One of the best ways to further your understanding of your career goals, including licensure, is to participate in an informational interview with a professional who is licensed in the state where you would like to practice.
An informational interview is a conversation with a professional currently employed in an organization or industry you are considering. Informational interviews can fulfill the following objectives while researching licensure requirements:
- Help you decide if you would like to pursue a career in a specific career field
- Assist you in the process of narrowing your focus within the broader field of counseling and psychology
- Provide you with information on the credentials needed to work within a specific career field or for a specific employer
- Provide you with information about the steps towards licensure in your state
- Build your confidence in conducting professional conversations
- Expand your network of professional contacts
- Provide you with information and guidance on starting your own private practice
Who to Interview
The following are some strategies for locating individuals to contact:
- Use your network. Talk with your friends, relatives, learners and alumni of current and past schools, professors, co-workers, former co-workers or neighbors. Ask if they know anyone working in the industry you're considering. If they do, ask for a phone number or email address.
- Licensing board directories. Many state licensing board websites have directories which you can use to search for someone holding a specific license. Use these directories to locate a professional in your community.
- Professional association websites. Most states have chapters of national associations related to your field of interest. By visiting their website, you are often able to find a list of active members and people leading the organization.
- Professional association events. If you don't find someone to interview at the event, you'll likely obtain a few phone numbers of potential interviewees. A professional organization event is a great place to find many individuals in your targeted industry all in the same room!
- Read your local news. Look in the business section for biographies of people in your field of interest. Magazines also often contain features profiling local professionals.
- Call around. Use the yellow pages or an organizational directory to find phone numbers. You can also call an organization and ask for the name of the person you'd like to speak with by job title.
Scheduling an Informational Interview
Informational interviews can be scheduled by phone or email. In your initial phone call or email message, remember to:
- Tell the person how you obtained their name or contact information.
- Explain that you are interested in the career field would like to learn more about it.
- Ask for between twenty and thirty minutes of the person's time.
- Express your appreciation for any information they have to offer.
- Be prepared for a response suggesting you contact Human Resources or the organization website. Politely explain that you are not looking for job openings, but would like to gather information.
- It may be helpful to prepare a 'phone script' before calling. Following is a sample to help you get started:
- "Hello, my name is David Kerry. I got your phone number from Cheryl Johnson, who thought you would be a good person for me to talk to about the field of counseling. I'm currently enrolled in a Masters program and am in the process of making some career decisions. I would like to speak to someone currently working in the field to learn more. May I set up a 20-30 minute appointment with you at your convenience?"
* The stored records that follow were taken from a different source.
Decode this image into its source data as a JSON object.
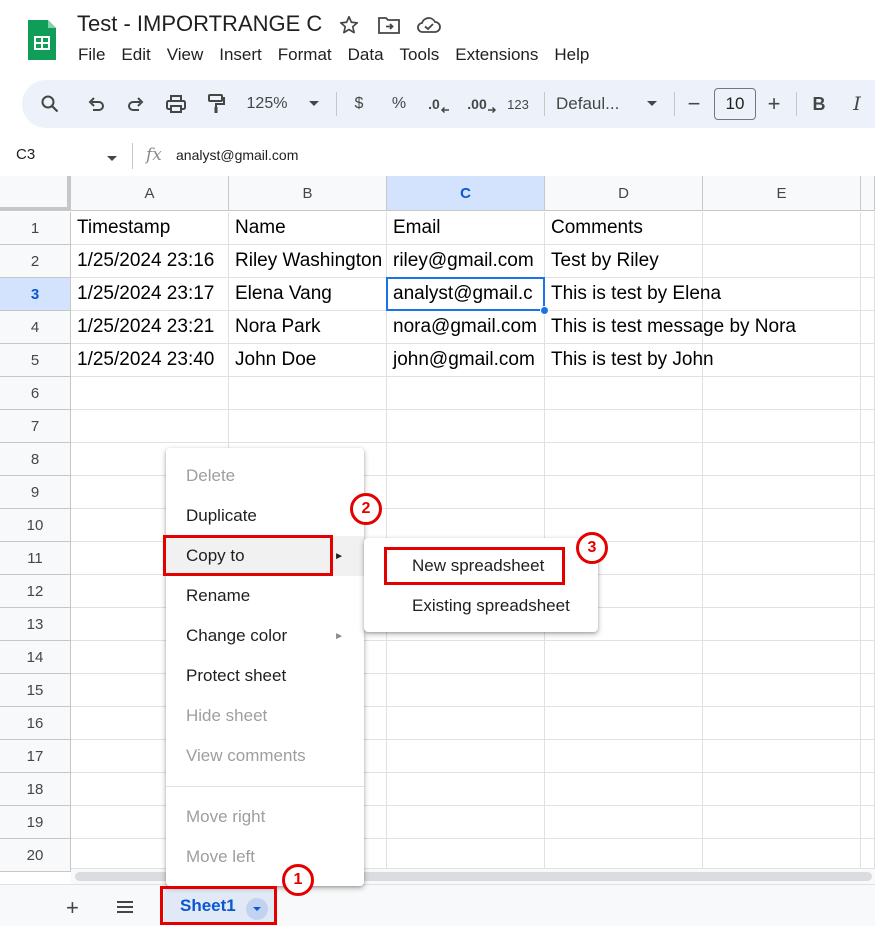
{
  "title": {
    "doc_name": "Test - IMPORTRANGE C",
    "icons": [
      "star-icon",
      "move-folder-icon",
      "cloud-status-icon"
    ]
  },
  "menu": [
    "File",
    "Edit",
    "View",
    "Insert",
    "Format",
    "Data",
    "Tools",
    "Extensions",
    "Help"
  ],
  "toolbar": {
    "zoom": "125%",
    "currency": "$",
    "percent": "%",
    "dec_decrease": ".0",
    "dec_increase": ".00",
    "number_format": "123",
    "font": "Defaul...",
    "font_size": "10",
    "minus": "−",
    "plus": "+",
    "bold": "B",
    "italic": "I"
  },
  "formula_bar": {
    "cell_ref": "C3",
    "fx": "fx",
    "value": "analyst@gmail.com"
  },
  "grid": {
    "columns": [
      "A",
      "B",
      "C",
      "D",
      "E"
    ],
    "selected_column": "C",
    "selected_row": "3",
    "rows": [
      {
        "num": "1",
        "cells": [
          "Timestamp",
          "Name",
          "Email",
          "Comments",
          ""
        ]
      },
      {
        "num": "2",
        "cells": [
          "1/25/2024 23:16",
          "Riley Washington",
          "riley@gmail.com",
          "Test by Riley",
          ""
        ]
      },
      {
        "num": "3",
        "cells": [
          "1/25/2024 23:17",
          "Elena Vang",
          "analyst@gmail.c",
          "This is test by Elena",
          ""
        ]
      },
      {
        "num": "4",
        "cells": [
          "1/25/2024 23:21",
          "Nora Park",
          "nora@gmail.com",
          "This is test message by Nora",
          ""
        ]
      },
      {
        "num": "5",
        "cells": [
          "1/25/2024 23:40",
          "John Doe",
          "john@gmail.com",
          "This is test by John",
          ""
        ]
      },
      {
        "num": "6",
        "cells": [
          "",
          "",
          "",
          "",
          ""
        ]
      },
      {
        "num": "7",
        "cells": [
          "",
          "",
          "",
          "",
          ""
        ]
      },
      {
        "num": "8",
        "cells": [
          "",
          "",
          "",
          "",
          ""
        ]
      },
      {
        "num": "9",
        "cells": [
          "",
          "",
          "",
          "",
          ""
        ]
      },
      {
        "num": "10",
        "cells": [
          "",
          "",
          "",
          "",
          ""
        ]
      },
      {
        "num": "11",
        "cells": [
          "",
          "",
          "",
          "",
          ""
        ]
      },
      {
        "num": "12",
        "cells": [
          "",
          "",
          "",
          "",
          ""
        ]
      },
      {
        "num": "13",
        "cells": [
          "",
          "",
          "",
          "",
          ""
        ]
      },
      {
        "num": "14",
        "cells": [
          "",
          "",
          "",
          "",
          ""
        ]
      },
      {
        "num": "15",
        "cells": [
          "",
          "",
          "",
          "",
          ""
        ]
      },
      {
        "num": "16",
        "cells": [
          "",
          "",
          "",
          "",
          ""
        ]
      },
      {
        "num": "17",
        "cells": [
          "",
          "",
          "",
          "",
          ""
        ]
      },
      {
        "num": "18",
        "cells": [
          "",
          "",
          "",
          "",
          ""
        ]
      },
      {
        "num": "19",
        "cells": [
          "",
          "",
          "",
          "",
          ""
        ]
      },
      {
        "num": "20",
        "cells": [
          "",
          "",
          "",
          "",
          ""
        ]
      }
    ]
  },
  "context_menu": {
    "items": [
      {
        "label": "Delete",
        "disabled": true,
        "submenu": false
      },
      {
        "label": "Duplicate",
        "disabled": false,
        "submenu": false
      },
      {
        "label": "Copy to",
        "disabled": false,
        "submenu": true
      },
      {
        "label": "Rename",
        "disabled": false,
        "submenu": false
      },
      {
        "label": "Change color",
        "disabled": false,
        "submenu": true
      },
      {
        "label": "Protect sheet",
        "disabled": false,
        "submenu": false
      },
      {
        "label": "Hide sheet",
        "disabled": true,
        "submenu": false
      },
      {
        "label": "View comments",
        "disabled": true,
        "submenu": false
      },
      {
        "label": "Move right",
        "disabled": true,
        "submenu": false
      },
      {
        "label": "Move left",
        "disabled": true,
        "submenu": false
      }
    ],
    "submenu_arrow": "►"
  },
  "copy_to_submenu": [
    "New spreadsheet",
    "Existing spreadsheet"
  ],
  "sheets": {
    "add": "+",
    "all_sheets": "≡",
    "active_tab": "Sheet1"
  },
  "annotations": {
    "badges": [
      "1",
      "2",
      "3"
    ],
    "color": "#e50000"
  },
  "colors": {
    "accent": "#0b57d0",
    "selection": "#1a73e8",
    "toolbar_bg": "#edf2fa",
    "header_selected": "#d3e3fd"
  }
}
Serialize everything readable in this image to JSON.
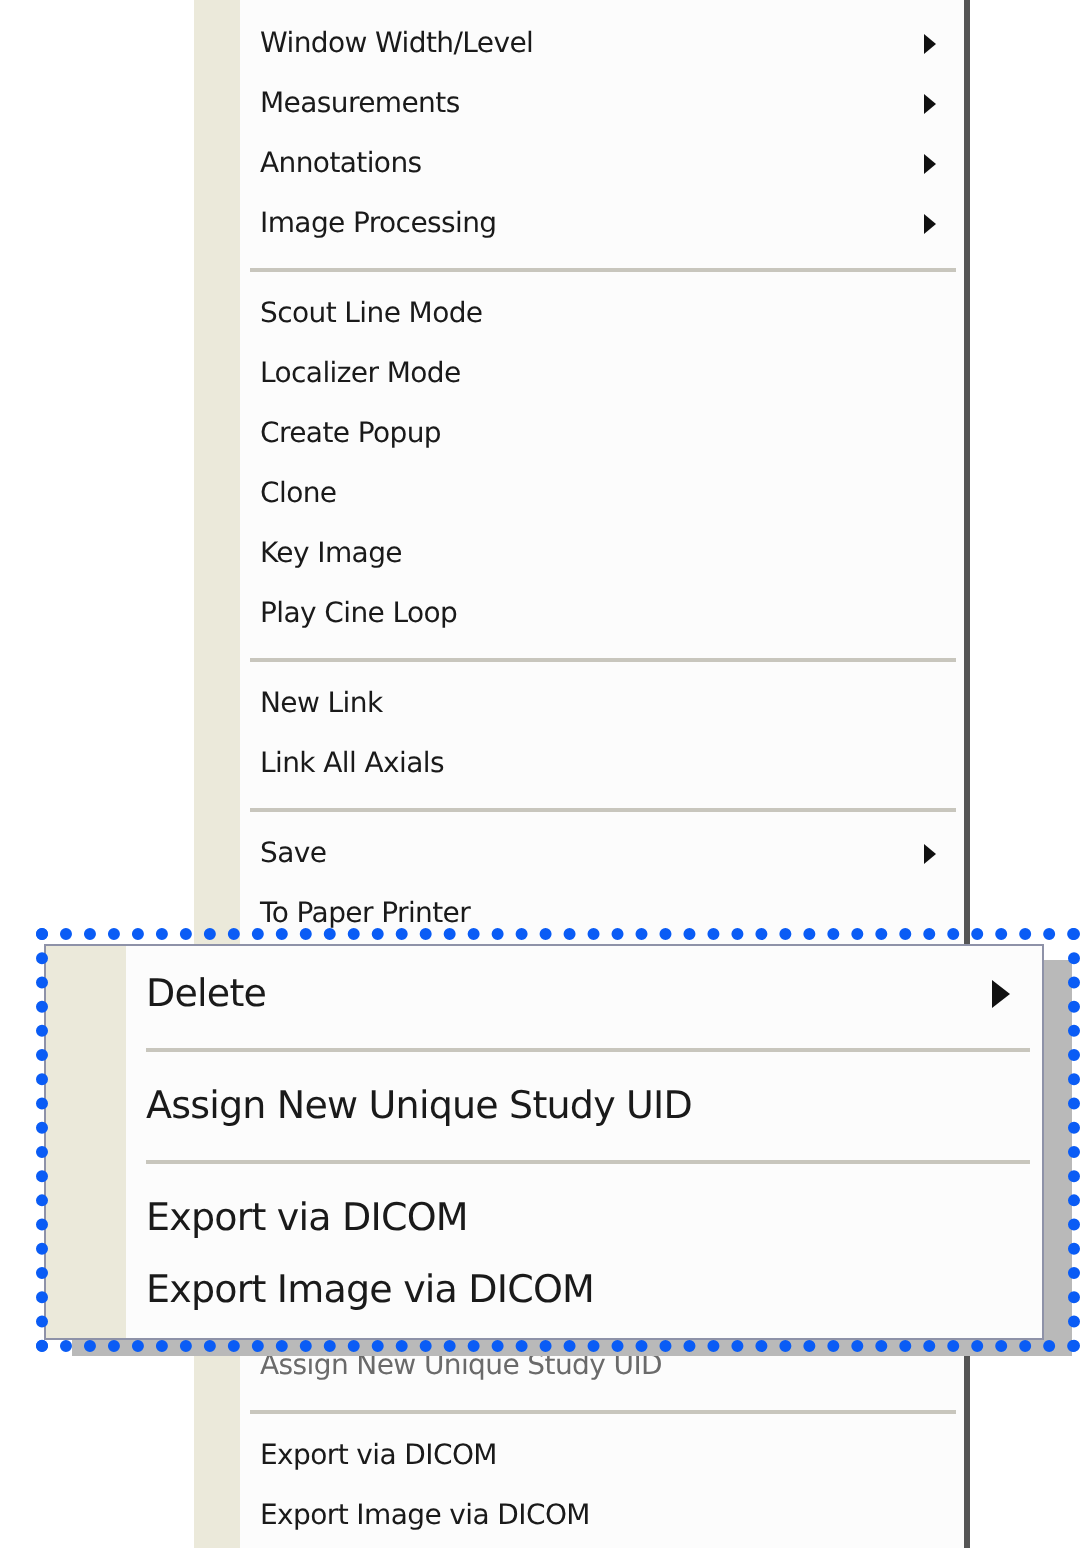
{
  "context_menu": {
    "groups": [
      {
        "items": [
          {
            "label": "Window Width/Level",
            "submenu": true
          },
          {
            "label": "Measurements",
            "submenu": true
          },
          {
            "label": "Annotations",
            "submenu": true
          },
          {
            "label": "Image Processing",
            "submenu": true
          }
        ]
      },
      {
        "items": [
          {
            "label": "Scout Line Mode",
            "submenu": false
          },
          {
            "label": "Localizer Mode",
            "submenu": false
          },
          {
            "label": "Create Popup",
            "submenu": false
          },
          {
            "label": "Clone",
            "submenu": false
          },
          {
            "label": "Key Image",
            "submenu": false
          },
          {
            "label": "Play Cine Loop",
            "submenu": false
          }
        ]
      },
      {
        "items": [
          {
            "label": "New Link",
            "submenu": false
          },
          {
            "label": "Link All Axials",
            "submenu": false
          }
        ]
      },
      {
        "items": [
          {
            "label": "Save",
            "submenu": true
          },
          {
            "label": "To Paper Printer",
            "submenu": false
          }
        ]
      },
      {
        "behind_callout": true,
        "items": [
          {
            "label": "Assign New Unique Study UID",
            "submenu": false
          }
        ]
      },
      {
        "items": [
          {
            "label": "Export via DICOM",
            "submenu": false
          },
          {
            "label": "Export Image via DICOM",
            "submenu": false
          }
        ]
      }
    ]
  },
  "zoomed_callout": {
    "groups": [
      {
        "items": [
          {
            "label": "Delete",
            "submenu": true
          }
        ]
      },
      {
        "items": [
          {
            "label": "Assign New Unique Study UID",
            "submenu": false
          }
        ]
      },
      {
        "items": [
          {
            "label": "Export via DICOM",
            "submenu": false
          },
          {
            "label": "Export Image via DICOM",
            "submenu": false
          }
        ]
      }
    ]
  }
}
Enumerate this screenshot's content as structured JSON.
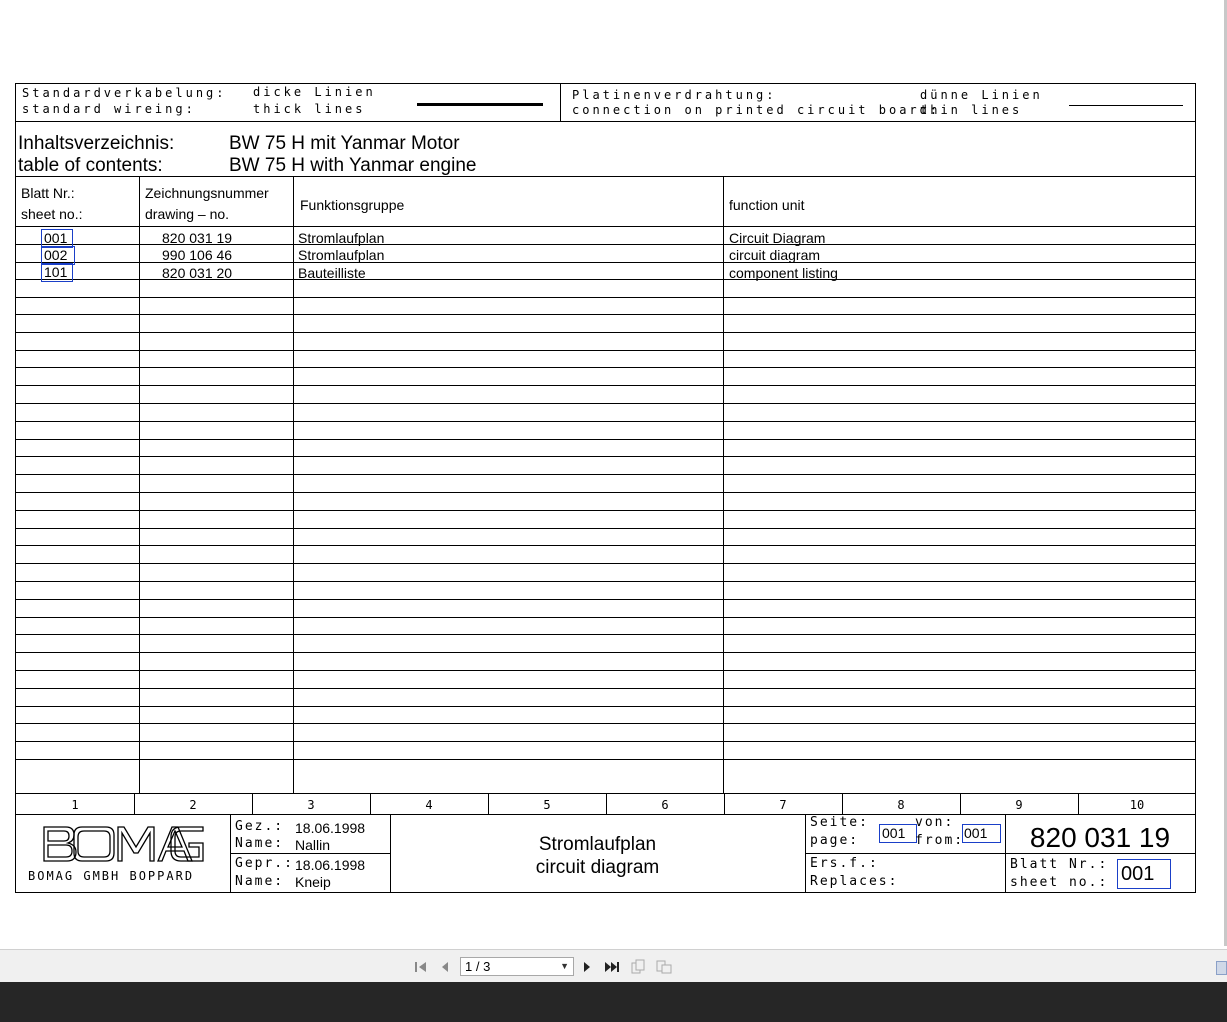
{
  "legend": {
    "std_de": "Standardverkabelung:",
    "std_en": "standard wireing:",
    "thick_de": "dicke Linien",
    "thick_en": "thick lines",
    "pcb_de": "Platinenverdrahtung:",
    "pcb_en": "connection on printed circuit board:",
    "thin_de": "dünne Linien",
    "thin_en": "thin lines"
  },
  "toc": {
    "label_de": "Inhaltsverzeichnis:",
    "label_en": "table of contents:",
    "title_de": "BW 75 H mit Yanmar Motor",
    "title_en": "BW 75 H with Yanmar engine"
  },
  "table": {
    "headers": {
      "sheet_de": "Blatt Nr.:",
      "sheet_en": "sheet no.:",
      "drawing_de": "Zeichnungsnummer",
      "drawing_en": "drawing – no.",
      "group_de": "Funktionsgruppe",
      "unit_en": "function unit"
    },
    "rows": [
      {
        "sheet": "001",
        "drawing": "820 031 19",
        "group": "Stromlaufplan",
        "unit": "Circuit Diagram"
      },
      {
        "sheet": "002",
        "drawing": "990 106 46",
        "group": "Stromlaufplan",
        "unit": "circuit diagram"
      },
      {
        "sheet": "101",
        "drawing": "820 031 20",
        "group": "Bauteilliste",
        "unit": "component listing"
      }
    ]
  },
  "columns": [
    "1",
    "2",
    "3",
    "4",
    "5",
    "6",
    "7",
    "8",
    "9",
    "10"
  ],
  "titleblock": {
    "logo": "BOMAG",
    "company": "BOMAG GMBH BOPPARD",
    "gez_label": "Gez.:",
    "gez_date": "18.06.1998",
    "name_label": "Name:",
    "name1": "Nallin",
    "gepr_label": "Gepr.:",
    "gepr_date": "18.06.1998",
    "name2": "Kneip",
    "title_de": "Stromlaufplan",
    "title_en": "circuit diagram",
    "seite_label": "Seite:",
    "page_label": "page:",
    "page_value": "001",
    "von_label": "von:",
    "from_label": "from:",
    "from_value": "001",
    "drawing_no": "820 031 19",
    "ersf_label": "Ers.f.:",
    "replaces_label": "Replaces:",
    "blatt_label": "Blatt Nr.:",
    "sheet_label": "sheet no.:",
    "sheet_value": "001"
  },
  "viewer": {
    "page_indicator": "1 / 3"
  }
}
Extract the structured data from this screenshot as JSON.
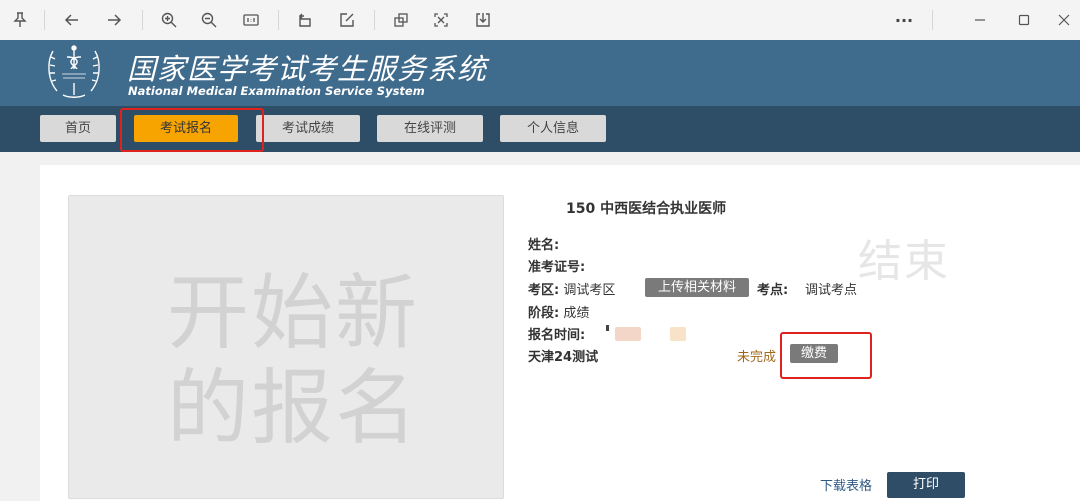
{
  "colors": {
    "header_bg": "#3f6b8d",
    "nav_bg": "#2e4e67",
    "active_tab": "#f7a400",
    "tab_bg": "#d9d9d9",
    "highlight": "#e0221e",
    "pay_status": "#a0681e",
    "print_bg": "#2f4d66"
  },
  "toolbar": {
    "icons": [
      "pin-icon",
      "back-arrow-icon",
      "forward-arrow-icon",
      "zoom-in-icon",
      "zoom-out-icon",
      "actual-size-icon",
      "rotate-icon",
      "edit-icon",
      "crop-icon",
      "fit-screen-icon",
      "save-icon",
      "more-icon",
      "minimize-icon",
      "maximize-icon",
      "close-icon"
    ],
    "more_label": "···"
  },
  "header": {
    "title": "国家医学考试考生服务系统",
    "subtitle": "National Medical Examination Service System",
    "logo_icon": "medical-caduceus-logo-icon"
  },
  "nav": {
    "tabs": [
      {
        "label": "首页"
      },
      {
        "label": "考试报名",
        "active": true
      },
      {
        "label": "考试成绩"
      },
      {
        "label": "在线评测"
      },
      {
        "label": "个人信息"
      }
    ]
  },
  "registration": {
    "new_label_line1": "开始新",
    "new_label_line2": "的报名",
    "exam_title": "150 中西医结合执业医师",
    "status_watermark": "结束",
    "name_label": "姓名:",
    "ticket_label": "准考证号:",
    "district_label": "考区:",
    "district_value": "调试考区",
    "upload_label": "上传相关材料",
    "site_label": "考点:",
    "site_value": "调试考点",
    "stage_label": "阶段:",
    "stage_value": "成绩",
    "time_label": "报名时间:",
    "fee_item": "天津24测试",
    "pay_status": "未完成",
    "pay_label": "缴费",
    "download_label": "下载表格",
    "print_label": "打印"
  }
}
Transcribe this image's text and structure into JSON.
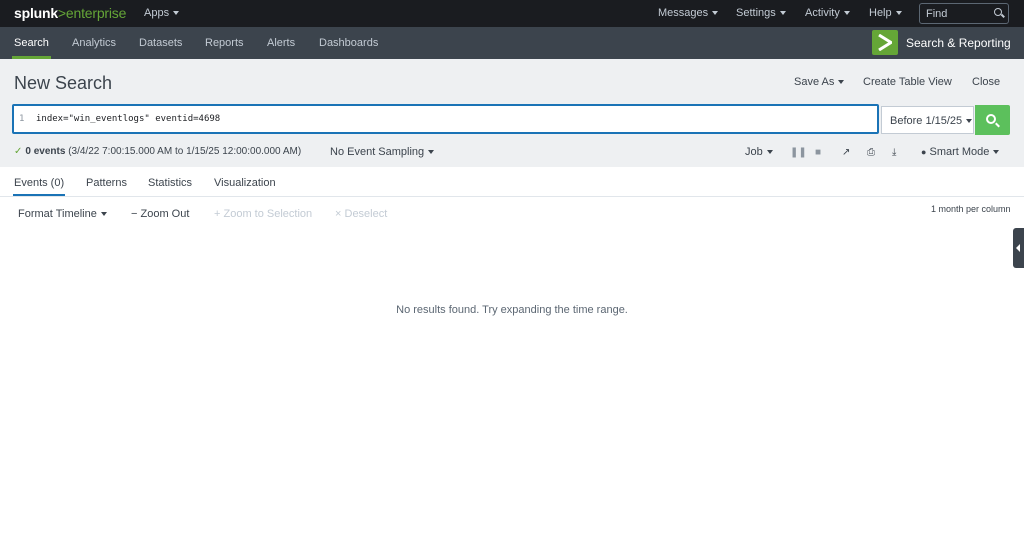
{
  "topbar": {
    "logo_main": "splunk",
    "logo_gt": ">",
    "logo_sub": "enterprise",
    "apps_label": "Apps",
    "nav": [
      "Messages",
      "Settings",
      "Activity",
      "Help"
    ],
    "find_placeholder": "Find"
  },
  "appbar": {
    "tabs": [
      "Search",
      "Analytics",
      "Datasets",
      "Reports",
      "Alerts",
      "Dashboards"
    ],
    "app_name": "Search & Reporting"
  },
  "search": {
    "title": "New Search",
    "save_as": "Save As",
    "create_table_view": "Create Table View",
    "close": "Close",
    "line_number": "1",
    "query": "index=\"win_eventlogs\" eventid=4698",
    "time_range": "Before 1/15/25",
    "event_count": "0 events",
    "time_span": "(3/4/22 7:00:15.000 AM to 1/15/25 12:00:00.000 AM)",
    "sampling": "No Event Sampling",
    "job": "Job",
    "mode": "Smart Mode"
  },
  "results": {
    "tabs": [
      "Events (0)",
      "Patterns",
      "Statistics",
      "Visualization"
    ],
    "format_timeline": "Format Timeline",
    "zoom_out": "Zoom Out",
    "zoom_selection": "Zoom to Selection",
    "deselect": "Deselect",
    "per_column": "1 month per column",
    "empty_message": "No results found. Try expanding the time range."
  },
  "colors": {
    "brand_green": "#65a637",
    "search_button": "#5cc05c",
    "focus_blue": "#1a73b6",
    "topbar": "#1a1c20",
    "appbar": "#3c444d"
  }
}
Preparing for an Informational Interview
Much like a job interview, informational interviews require careful preparation. You will want to take the following steps to ensure you get the most out of the interview:
- Research the industry. Pay attention to required skills and education, product(s) produced, salary ranges and hiring trends.
- Research the individual. If possible, find out some information about the person with whom you will be speaking
- Plan the questions you'd like to ask. Bring a list of questions with space to take notes. For a list of suggested questions download sample Information Gathering Questions.
- Bring your business card. Leave the interviewee with a way to contact you should they think of you for a position in the future. Also, remember that they have given up time in their schedule to meet with you. Let them know that if there is anything you can do to repay them in the future; they should feel free to contact you!
The Informational Interview
Remember that you asked for this meeting, so you will "lead" the meeting. Begin by thanking them for taking the time to meet with you. Then give them a brief (1 minute or so) overview of your background and what areas you are now exploring. Tell them you have written down a list of questions and then begin!
Helpful hints for conducting your interview:
- Dress as you would for an actual job interview.
- Plan to arrive a few minutes early.
- Ask for the names of other networking contacts.
- Before you leave, ask the person for a business card so that you can follow up.
- Send a thank you note! Within a few days, send a note expressing appreciation and asking the contact to keep you in mind if they come across any other helpful information.
- Evaluate the conversation. Think about what you learned and how the information might affect your career decisions. Do you have the skills and interest to work in this field? What action do you need to take to get into the organization/industry? Did you learn about a specific license or certification needed for the career? Are there other people you should contact?
- Keep the door open. Send a follow-up e-mail or note to your contact to update them after you've had a chance to conduct further research.
- Update your records. Maintain a list of networking contacts and their email addresses and phone numbers. Your records should also include the interview questions you asked and the information you gained. If resources or references were provided, include those here as well.
Capella University cannot guarantee licensure, certification, or endorsement. State regulations vary regarding professional licensure and salary benefits. It is learners' responsibility to understand and comply with requirements for their state.